One of the MPs from southwest Khasi Hills reportedly said young people should depend on themselves and not on political patronage for jobs. However, he was surprised with a text message mistakenly sent to another Whatsapp group where he asked his supporters to apply for vacant positions in government departments. So it is clear that the words and actions do not match. Merit went for a toss and thrown out the window. The ruling class controls the government’s “labor market”.
The proliferation of illegal coke factories under Sutnga Elaka in East Jaintia Hills cannot happen without a traditional link between leaders, bureaucrats and politicians. The trick that got the job done is money, bribes, corruption, and personal interests. One of the owners is an MDA government minister. How did the 32 coking plants, which have become dangerous to health, obtain the authorization of the one-stop shop under the presidency of the Prime Minister himself to install units adjacent to human habitats? How can the illegal and polluting “chimneys” function to literally stifle the breath of the villagers? Why have we welcomed businessmen exiled from Arunachal Pradesh with open arms to pollute and damage our environment? Who benefits from this nefarious deal? How dare the factories not to comply with the closing orders of the Deputy Commissioner of July 15? Who are the owners linked to? Why was the CD unable to sanction the non-compliance? The government is teaching citizens this: “You can even do questionable business as long as you have the right connections.”
What follows is a brazen and blatant disregard for the law. Coke factories were able to secure an uninterrupted supply of raw material – coal amid a mining ban by the Supreme Court. Wasn’t NGT aware of this? Was the district administration blind? Did the police look away? Was the state government ignorant? Why did the tribunal not take cognizance of the multiple reports of illegal coke factories on the motorcycle? The coke and coal illegalities, scam and favoritism in MeECL are public lessons about the lack of fairness in the state.
It is astonishing that the income support for the poor promised at the start of the pandemic almost two years ago has still not been accelerated. This requires relentless monitoring by Thma U Rangli-Juki (TUR) to hope that beneficiaries actually receive the meager Rs 2,100 intended for the 2019 lockdown. Without civil society, it would have been an undetected “pandemic scam” that enriches few pockets. This is a classic example of the poor taken for granted and exploited by the powerful.
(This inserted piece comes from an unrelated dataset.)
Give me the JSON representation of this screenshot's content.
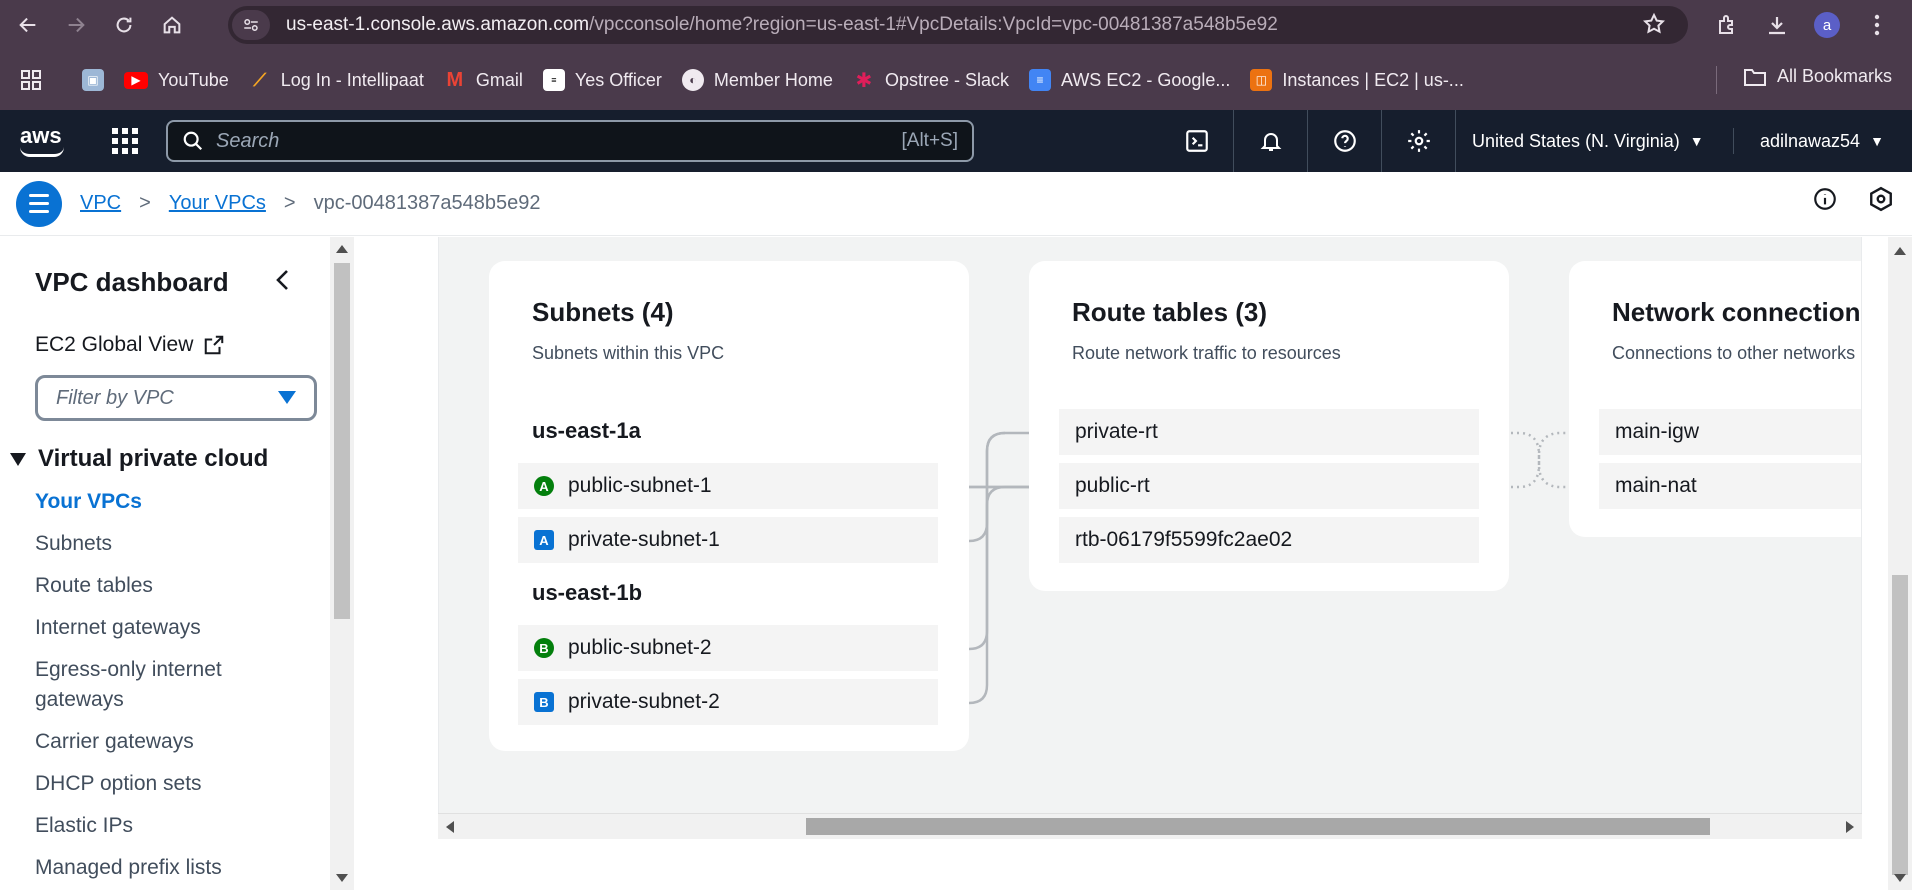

One group alleged special treatment to the BJP. The Saffron Party was allowed to hold political meetings during the pandemic in the presence of a secretary general in Shillong and Nongpoh, even bypassing deputy commissioners and exceeding the participant limit. Apparently there would have been no subsequent censorship for the violations. If the BJP is allowed to hold political rallies while the coronavirus is raging, why not for other parties? If in Laban’s meeting the violators are not punished, why are others fined elsewhere for the same offense? We demand equality as a right!